In our last post we considered how easily overfeeding occurs in many pet households. A few simple family behavioral changes can rectify this. But how do we account for the pet food manufacturer’s guidelines? Where can you find the actual nutritional calorie count on the diets and treats you are feeding? Shouldn’t following the manufacturer’s feeding recommendation result in an optimum body condition?
A positive answer to all of the above should be prefaced by: “in a perfect world”. Reality is that most manufacturers do publish nutritional information on line but package recommendations often yield calories well in excess of what your pet needs. The equation is a simple one. Calorie requirement varies considerably depending upon the species, activity level, age and physical condition. A basic rule of thumb is that most adult cats require approximately 10-15 calories per pound per day for current maintenance and dogs need more closely to 15 calories per pound per day. Remember I said “for maintenance”. That means that a ten pound cat may need as few as 100 hundred calories daily in order to maintain their current weight. Similarly a fairly inactive 60 pound dog may only require 900 calories on a daily basis. If you think in terms of what we consume as humans these numbers are painfully low.
So what do we do if we are one of the two thirds of the pet owning population with overweight pets? Logically we can either reduce calories consumed or increase the number of calories burned. No secret here that long walks with your dog or for many owners with their cat as well as initiating periods of play indoors will help to burn calories. Ball or toy chasing, laser pointer games as well as active play with other pets either within your home or in a play group setting helps significantly. Take some time to calorie count using the manufacturer’s published data as well as phone calls to the company when necessary to figure out exactly what your pet is consuming, Keep a chart for one or two weeks of everything your pet is consuming including treats, snacks, morsels of your own food and reward treats to get a sense of exactly what he or she is eating. It will take a bit of effort to figure the calorie count for everything in the diet but it is doable. Once you have done a one or two week calorie count the real work begins. Consult with your local vet to evaluate your pet’s diet and to brainstorm how to go about increasing calorie burn while reducing calorie total. This is not rocket science. If we think in terms of counting points (Weight Watchers anyone?) your pet can only consume so many points (calories) daily. If he or she has more treats one day then something has to come off somewhere else.

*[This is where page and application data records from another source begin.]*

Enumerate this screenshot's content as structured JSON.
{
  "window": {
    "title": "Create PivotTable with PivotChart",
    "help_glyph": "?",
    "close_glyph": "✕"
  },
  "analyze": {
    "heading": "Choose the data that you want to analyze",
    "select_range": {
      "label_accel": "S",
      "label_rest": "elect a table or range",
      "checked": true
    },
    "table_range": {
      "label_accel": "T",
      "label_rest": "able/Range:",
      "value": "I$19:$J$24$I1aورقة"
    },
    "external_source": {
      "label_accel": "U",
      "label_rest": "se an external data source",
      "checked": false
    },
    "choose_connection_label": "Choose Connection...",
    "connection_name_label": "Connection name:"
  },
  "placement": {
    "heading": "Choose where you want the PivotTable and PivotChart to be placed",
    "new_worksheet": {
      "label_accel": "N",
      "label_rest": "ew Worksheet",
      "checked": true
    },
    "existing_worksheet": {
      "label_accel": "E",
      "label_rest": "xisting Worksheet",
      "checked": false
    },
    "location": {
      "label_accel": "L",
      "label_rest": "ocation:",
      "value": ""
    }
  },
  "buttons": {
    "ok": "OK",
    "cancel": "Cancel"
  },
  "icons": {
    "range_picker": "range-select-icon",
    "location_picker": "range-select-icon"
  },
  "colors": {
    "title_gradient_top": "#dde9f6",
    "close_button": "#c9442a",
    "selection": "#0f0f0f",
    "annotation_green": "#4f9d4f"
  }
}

If the above seems simplistic it is. But taking the time and putting in the effort can significantly increase your pet’s life expectancy as well improving the quality of that life. Make sure the entire household becomes involved in this project for in the end everyone wins……especially our four legged friends.